The difference was rather nicely summed up by my pupil at the end of their lesson when they said that they felt ‘held by my body without any strain. Rather than me holding it, it was cradling me and I was not trying to protect it.’ Which is a lovely description of the change conscious control can make.
 We had started on the table working with the use of the eyes, to change the focus of attention from the awareness of the pain and discomfort, to the possibilities of conscious control and being able to turn things round for oneself. It is very important that attention is not forced elsewhere and that the distress, which is present in the emergency response to pain and its implications, is acknowledged. What this involves is different for different people, depending on who they are, what sort of pain is involved and its actual implications. What is important, in that the we seek to gentle ourselves, soothe ourselves for the more psycho-analytically minded, and find a gentle way to talk to ourselves. One that allows us to move our attention to thinking about what we might do next and how we use ourselves to do it. 
When this occurs, there is a palpable change in breathing and a lengthening in stature, as well as a widening of the back. This is a better place to think of the implications of what is happening, of what we need and what we want to do next. For which we can then rehearse the guiding orders for moving ourselves into action, in a free and supported way, where we are breathing easily and have freed ourselves from the self-imposed restrictions of the standard pain reaction.

This is the last blog for this year – I will restart in January. In the meantime, Happy New Year, when it comes and all best wishes for 2014.

Published in Lessons from the Chair
Friday, 03 May 2013 17:41


In the process of developing and extending constructive conscious control, one of the things that sometimes happens is that people can start to experience discomfort and pain. Sometimes this involves a return of the symptoms that brought people to Alexander Technique in the first place; at other times the pain and discomfort arise in new places. When this happens, there is often a divergence of opinion as to what is occurring between the teacher and pupil. This divergence can be quickly and easily cleared up by understanding, what I refer to with pupils, as snagging.

Snagging occurs most often for some very particular and inter-linked reasons, two of which concerning context and structure will be outlined today, and two of which I outline in the follow up blog in three weeks time. Before I turn to the reasons, it is worth looking at the divergence in judgement as to what is happening between pupil and teacher.

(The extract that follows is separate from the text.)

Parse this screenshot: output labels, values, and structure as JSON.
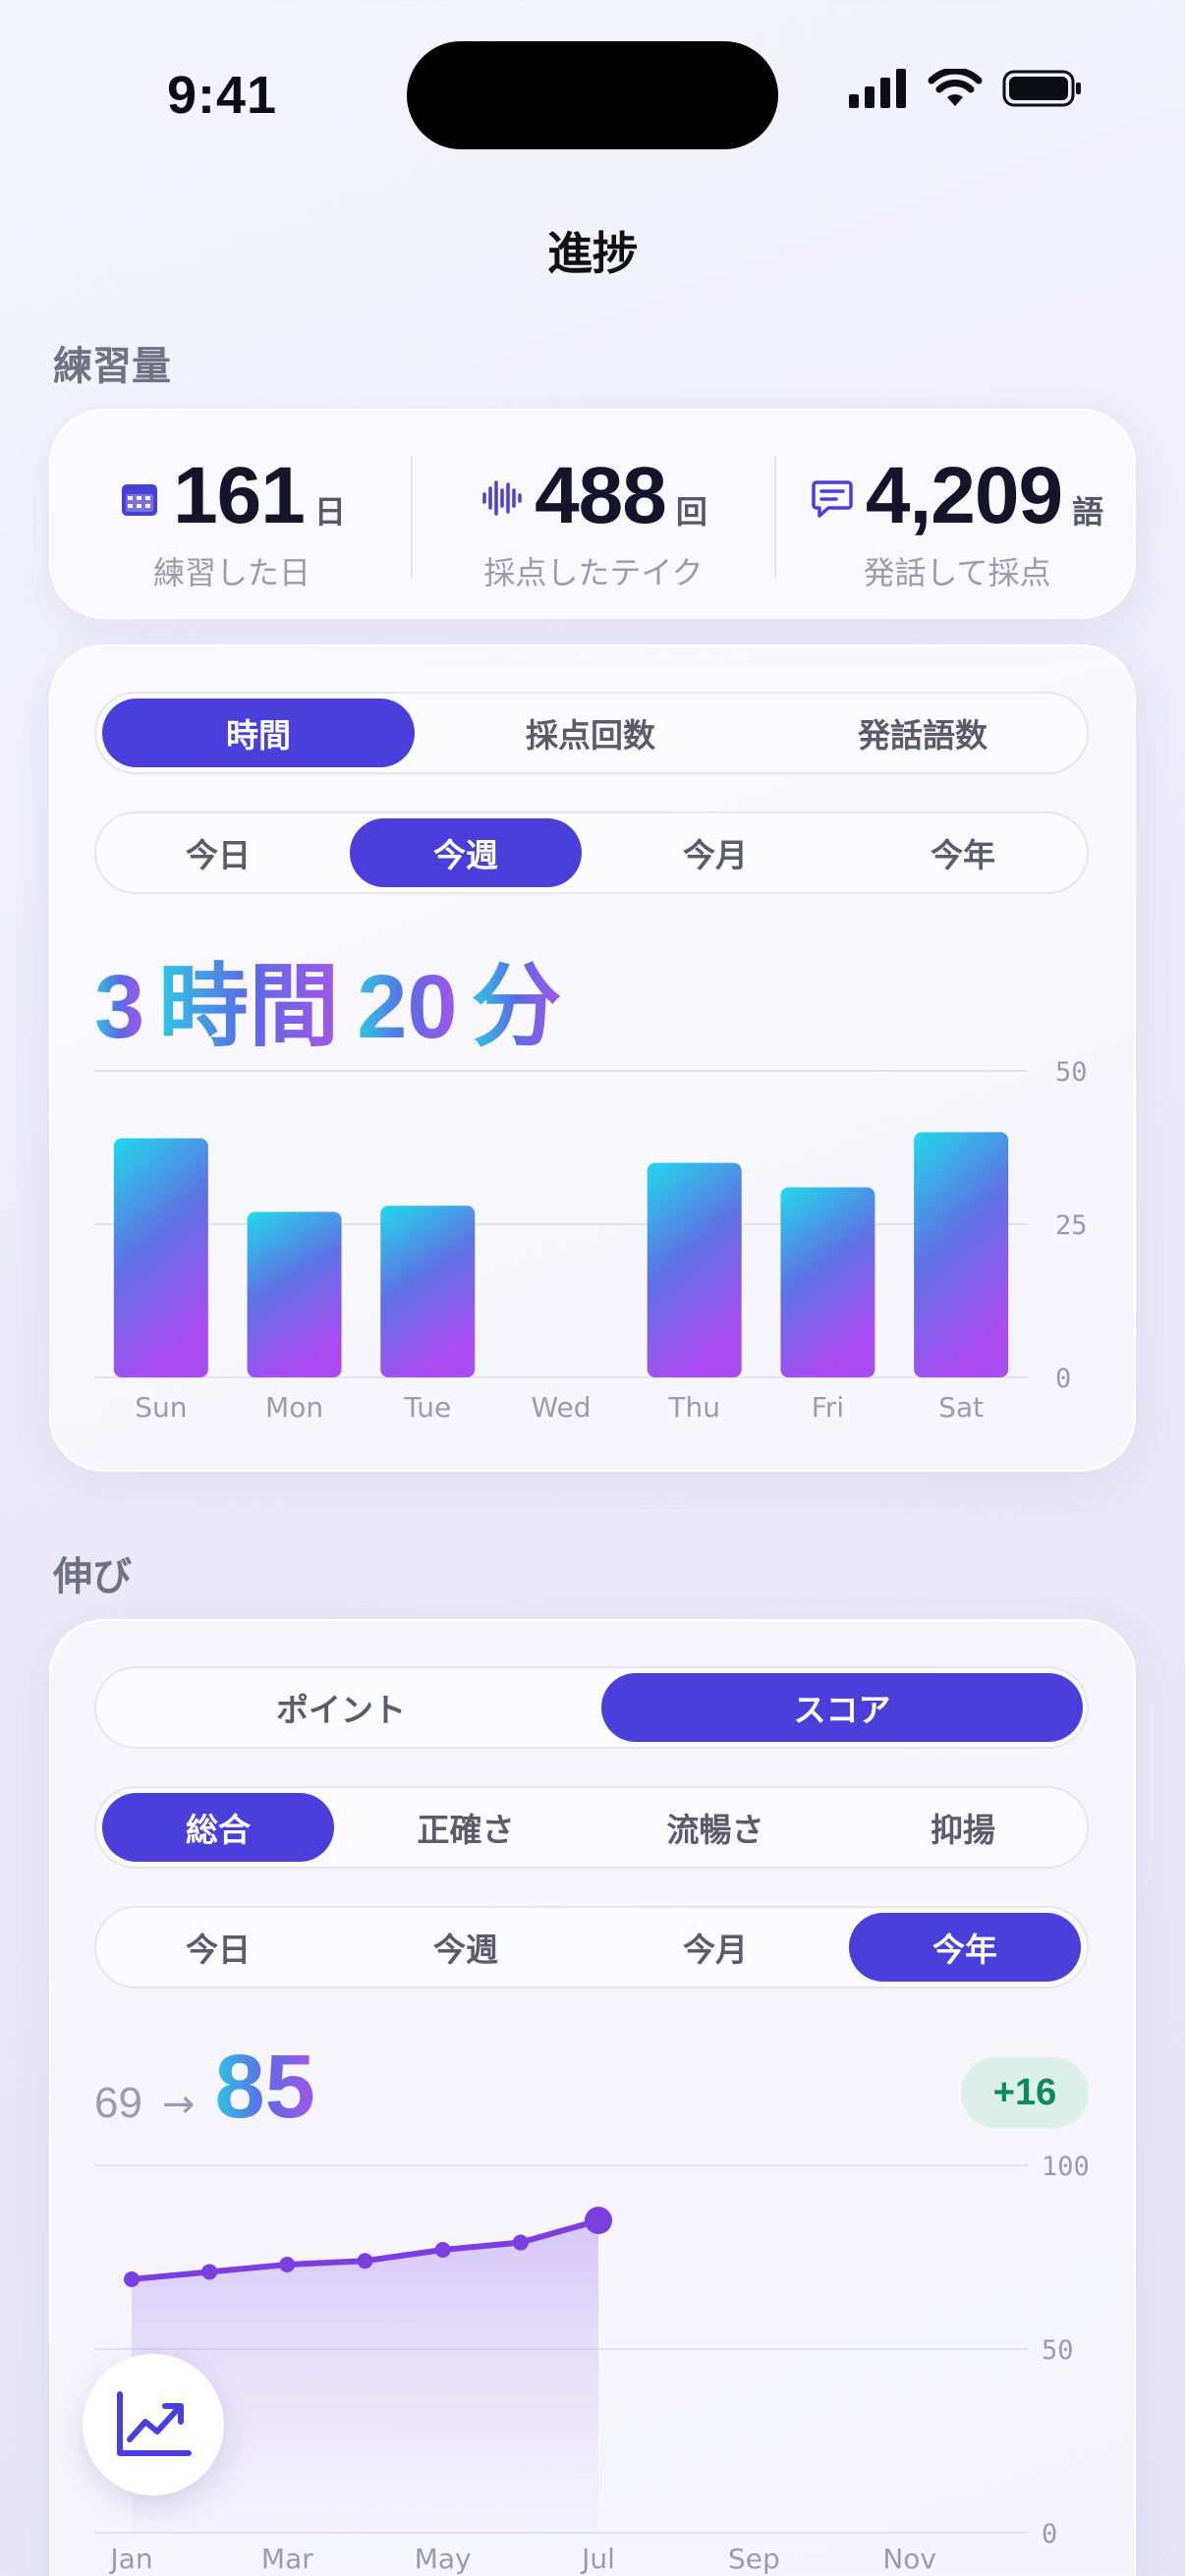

The pupil understandably is concerned about their experience of pain and discomfort. In judging this experience the tendency is usually to immediately judge things negatively and to make certain assumptions. The most common is that no progress has been made, that they have gone backwards to the beginning and that they have learned nothing. Invariably none of these things are actually the case when looked at from the point of view of learning the Technique and developing conscious control.

From that point of view, there is a contextual element to developing conscious control and this provides the first reason why snagging occurs. It is simply much easier to be aware of our use in some activities rather than in others. With new pupils, it is often much easier to apply the technique in walking, for example, than elsewhere. As their use improves in walking, it highlights their old habit of shortening and narrowing in other activities, which become noticeably uncomfortable. Often this is because through the improving use, as the muscular and connective tissues adapt to the new carriage, their physical structure changes. When this happens other things often need to change and free off to allow everything to work together, to flow together. At this point, where there is a need for structural change and things become stuck and uncomfortable people often understandably revert again to their old habits for dealing with pain and end up going in the wrong direction. It is at this point that they need to stop and to allow themselves to lengthen and connect so that everything frees off and becomes comfortable as it regularly does in the lessons when this needs to be addressed.

Context and structure, separately and together, provide reasons for snagging which can always be overcome through application of the Technique to further develop constructive conscious control. This applies as much to the beginner as to the adept. We are always, always learning and developing, deepening and growing in conscious control provided we remember to stop and allow ourselves to find our way up to freedom, where we can breathe through lengthening and widening.

Published in Lessons from the Chair

Following on from the recent research on Alexander Technique and chronic back pain, new research has been done on giving lessons to help people with pain management at an NHS Pain Clinic in England. While not a full clinical trial, the research evidence further supports the effectiveness of Alexander Technique in helping people with Chronic Pain.

Published in Lessons from the Chair